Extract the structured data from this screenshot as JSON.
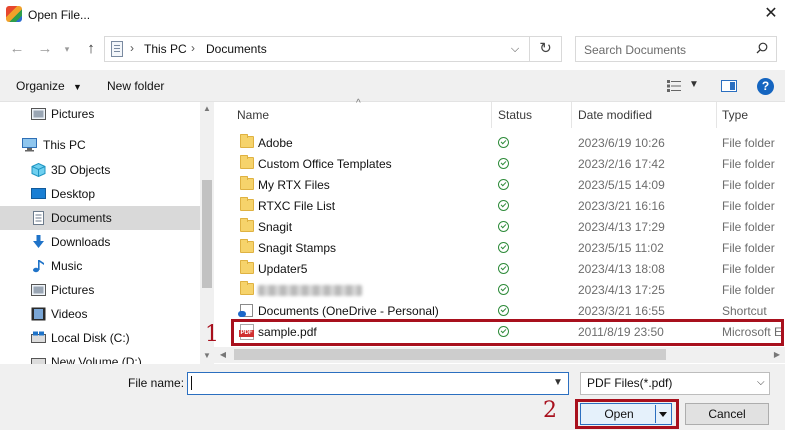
{
  "window": {
    "title": "Open File..."
  },
  "nav": {
    "breadcrumbs": [
      "This PC",
      "Documents"
    ],
    "search_placeholder": "Search Documents"
  },
  "toolbar": {
    "organize": "Organize",
    "new_folder": "New folder"
  },
  "sidebar": {
    "items": [
      {
        "label": "Pictures",
        "icon": "pictures-icon"
      },
      {
        "label": "This PC",
        "icon": "computer-icon"
      },
      {
        "label": "3D Objects",
        "icon": "3d-objects-icon"
      },
      {
        "label": "Desktop",
        "icon": "desktop-icon"
      },
      {
        "label": "Documents",
        "icon": "documents-icon",
        "selected": true
      },
      {
        "label": "Downloads",
        "icon": "download-icon"
      },
      {
        "label": "Music",
        "icon": "music-icon"
      },
      {
        "label": "Pictures",
        "icon": "pictures-icon"
      },
      {
        "label": "Videos",
        "icon": "videos-icon"
      },
      {
        "label": "Local Disk (C:)",
        "icon": "disk-icon"
      },
      {
        "label": "New Volume (D:)",
        "icon": "disk-icon"
      }
    ]
  },
  "columns": {
    "name": "Name",
    "status": "Status",
    "date_modified": "Date modified",
    "type": "Type"
  },
  "files": [
    {
      "name": "Adobe",
      "date": "2023/6/19 10:26",
      "type": "File folder",
      "icon": "folder-icon"
    },
    {
      "name": "Custom Office Templates",
      "date": "2023/2/16 17:42",
      "type": "File folder",
      "icon": "folder-icon"
    },
    {
      "name": "My RTX Files",
      "date": "2023/5/15 14:09",
      "type": "File folder",
      "icon": "folder-icon"
    },
    {
      "name": "RTXC File List",
      "date": "2023/3/21 16:16",
      "type": "File folder",
      "icon": "folder-icon"
    },
    {
      "name": "Snagit",
      "date": "2023/4/13 17:29",
      "type": "File folder",
      "icon": "folder-icon"
    },
    {
      "name": "Snagit Stamps",
      "date": "2023/5/15 11:02",
      "type": "File folder",
      "icon": "folder-icon"
    },
    {
      "name": "Updater5",
      "date": "2023/4/13 18:08",
      "type": "File folder",
      "icon": "folder-icon"
    },
    {
      "name": "",
      "date": "2023/4/13 17:25",
      "type": "File folder",
      "icon": "folder-icon",
      "blurred": true
    },
    {
      "name": "Documents (OneDrive - Personal)",
      "date": "2023/3/21 16:55",
      "type": "Shortcut",
      "icon": "onedrive-shortcut-icon"
    },
    {
      "name": "sample.pdf",
      "date": "2011/8/19 23:50",
      "type": "Microsoft E",
      "icon": "pdf-icon"
    }
  ],
  "bottom": {
    "file_name_label": "File name:",
    "file_name_value": "",
    "filter": "PDF Files(*.pdf)",
    "open": "Open",
    "cancel": "Cancel"
  },
  "annotations": {
    "step1": "1",
    "step2": "2"
  },
  "colors": {
    "highlight": "#a8101d",
    "accent": "#2b6fc0"
  }
}
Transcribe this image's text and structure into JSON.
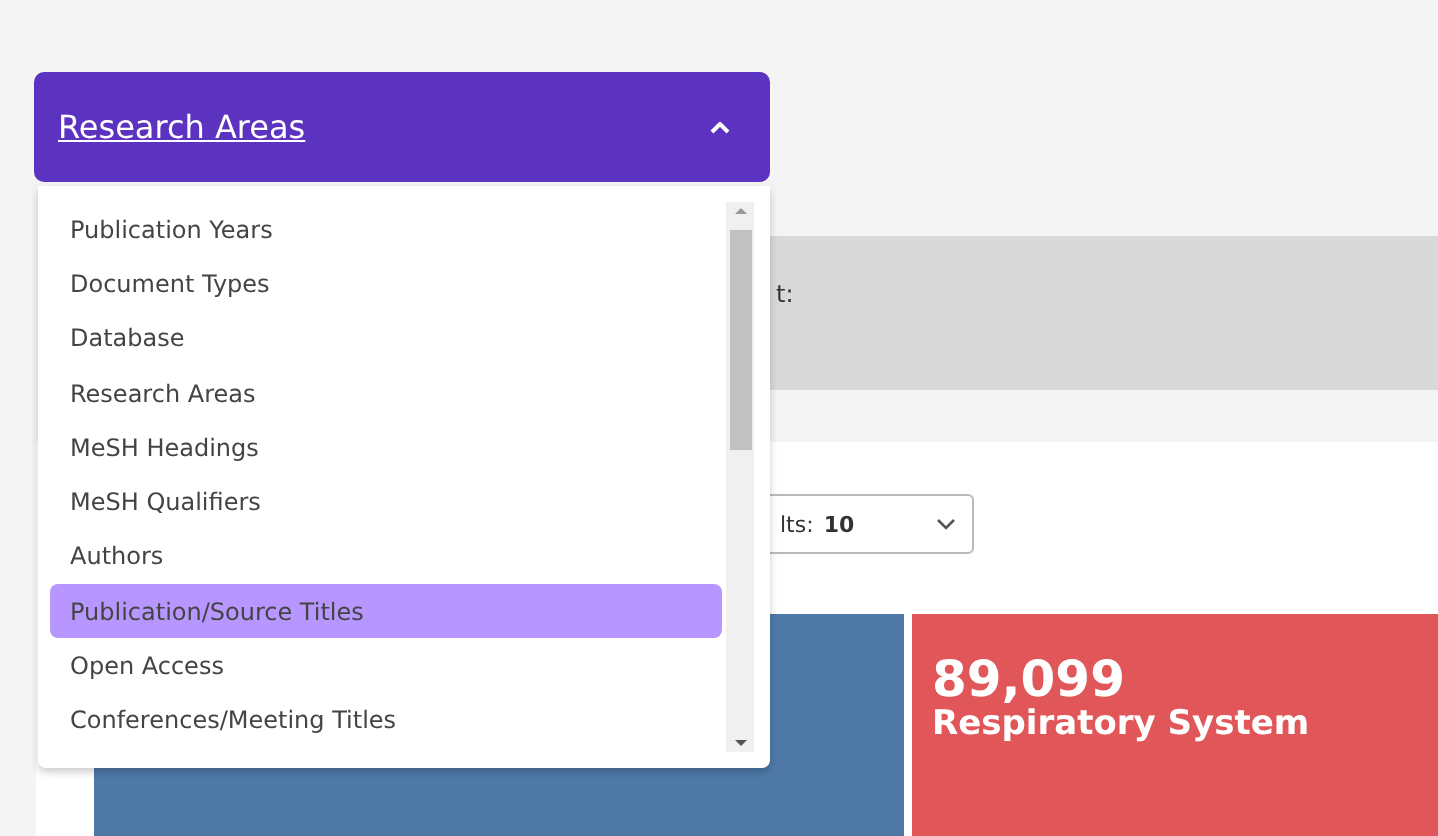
{
  "dropdown": {
    "title": "Research Areas",
    "expanded": true,
    "options": [
      {
        "label": "Publication Years",
        "selected": false
      },
      {
        "label": "Document Types",
        "selected": false
      },
      {
        "label": "Database",
        "selected": false
      },
      {
        "label": "Research Areas",
        "selected": false
      },
      {
        "label": "MeSH Headings",
        "selected": false
      },
      {
        "label": "MeSH Qualifiers",
        "selected": false
      },
      {
        "label": "Authors",
        "selected": false
      },
      {
        "label": "Publication/Source Titles",
        "selected": true
      },
      {
        "label": "Open Access",
        "selected": false
      },
      {
        "label": "Conferences/Meeting Titles",
        "selected": false
      }
    ]
  },
  "info_band": {
    "label": "t:"
  },
  "results_select": {
    "label": "lts:",
    "value": "10"
  },
  "treemap": [
    {
      "color": "#4e79a7"
    },
    {
      "value": "89,099",
      "label": "Respiratory System",
      "color": "#e15759"
    }
  ]
}
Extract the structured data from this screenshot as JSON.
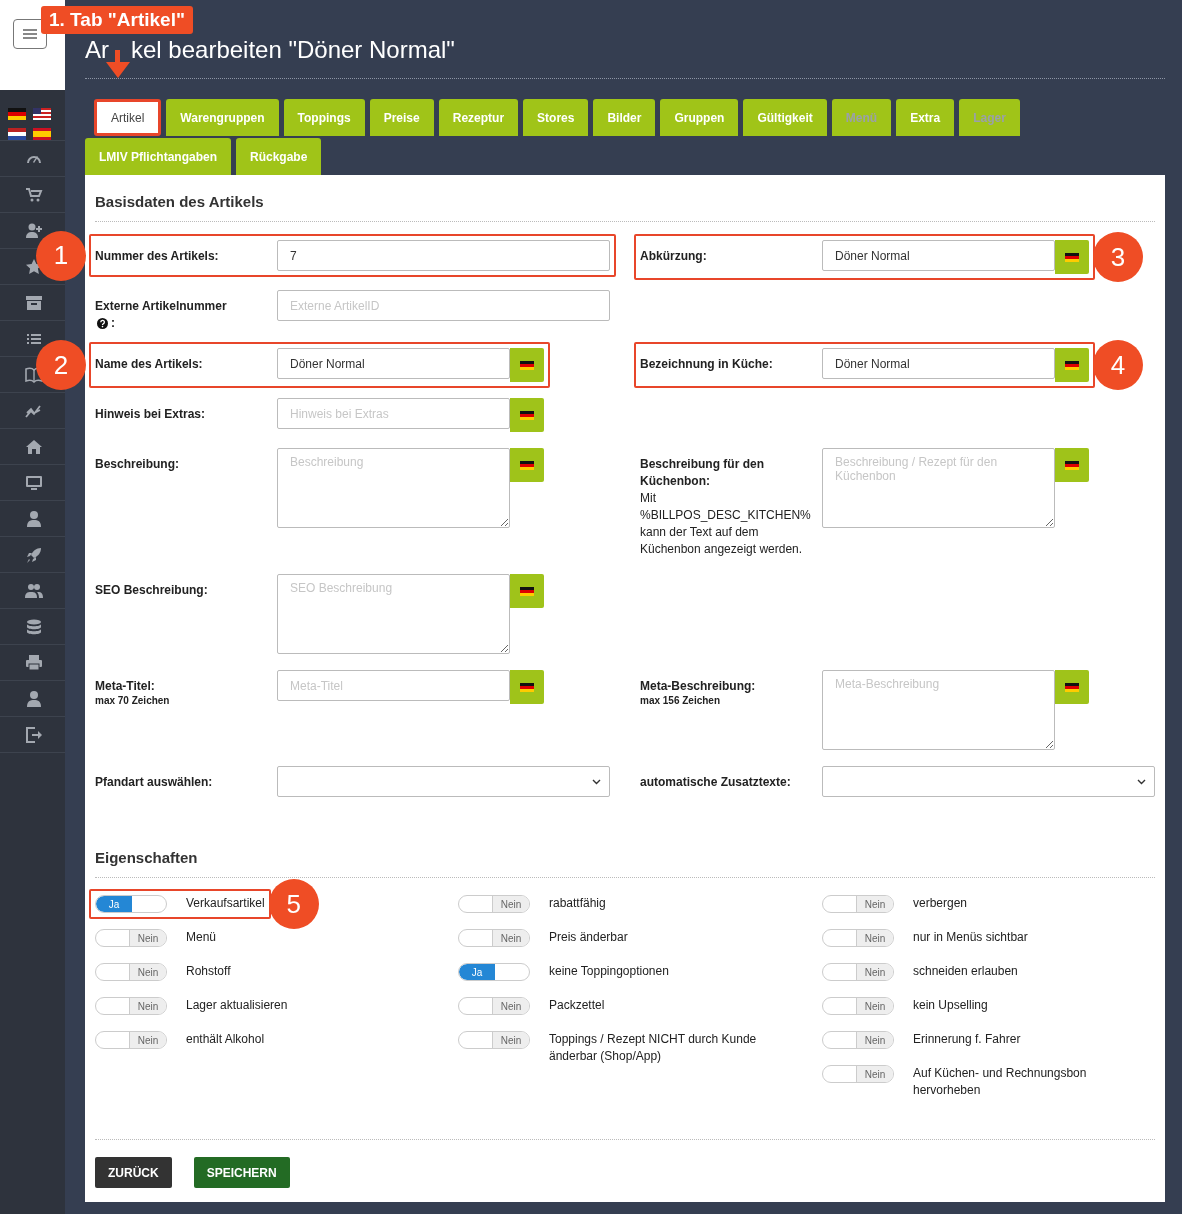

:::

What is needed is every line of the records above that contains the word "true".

Response box:
        "selected": true
      "blurred": true
    "expanded": true,
        "selected": true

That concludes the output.